“Whoops! You almost said it, Steve!”

“No, I said ‘decontaminate.’ Like in the proposal. Anyway, we’ve got, like, a truckload of hundreds here. What do you think?”

“Will Friday work?”

“Yes. Oh, and don’t forget—we need to get a truckload back, too.”

“Oh, absolutely. You will get a truckload back.” <is making air quotes with fingers>

“Okay … You’re not making air quotes, are you?”

“No.”

“Okay. Because we talked about that.”

“Absolutely. Oh, and Steve?”

“What?”

“Don’t forget to double-bag the cash. You know, so some of the bags don’t break and spill the money out all over the road, never to be seen again.”

“Very funny.
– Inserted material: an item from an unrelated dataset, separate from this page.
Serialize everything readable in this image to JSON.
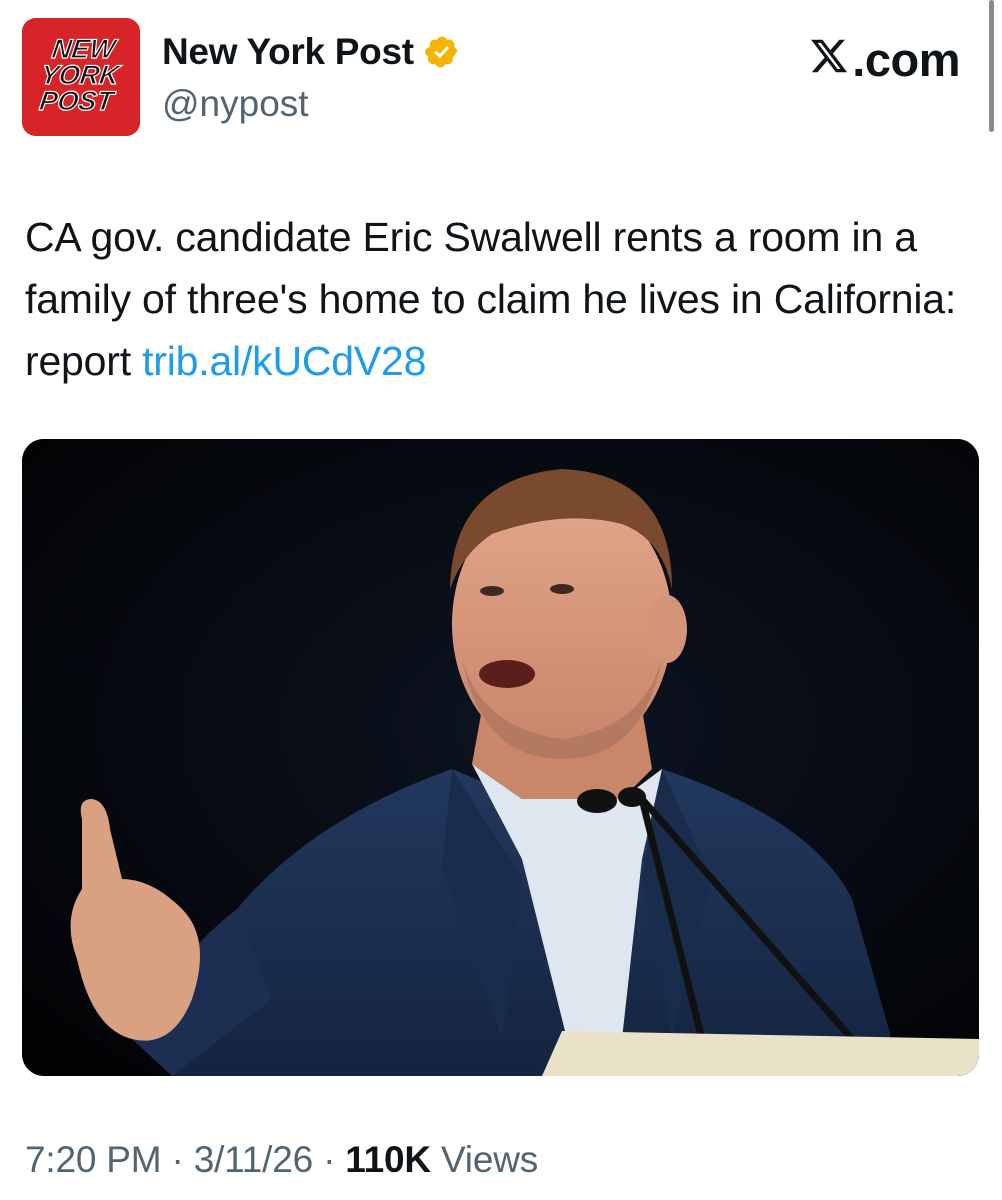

You guys are a real hoot.”

“Hey, it’s a good joke.” <is making air quotes again> “Okay, we’ll try to make some room in the hundreds bin.”

“Okay, thanks.”

***

The phrase you’re looking for, I think, is “what could go wrong?” We have a federal agency pursuing a “war on drugs” that is basically pointless to begin with; an agency that (like many others) has a record of seizing assets before any conviction has taken place and without any discernible connection to law enforcement (see Report: Many DEA Cash Seizures Have ‘No Discernible Connection’ to Law Enforcement” (Apr. 6, 2017); and here it is saying it’s going to ship money back and forth for “decontamination,” on a questionable basis, without even counting it.

What could go wrong?

See also DEA Agent: If You Legalize Pot, Rabbits Will Get High” (May 4, 2015) (discussing another really stupid argument a DEA agent made once).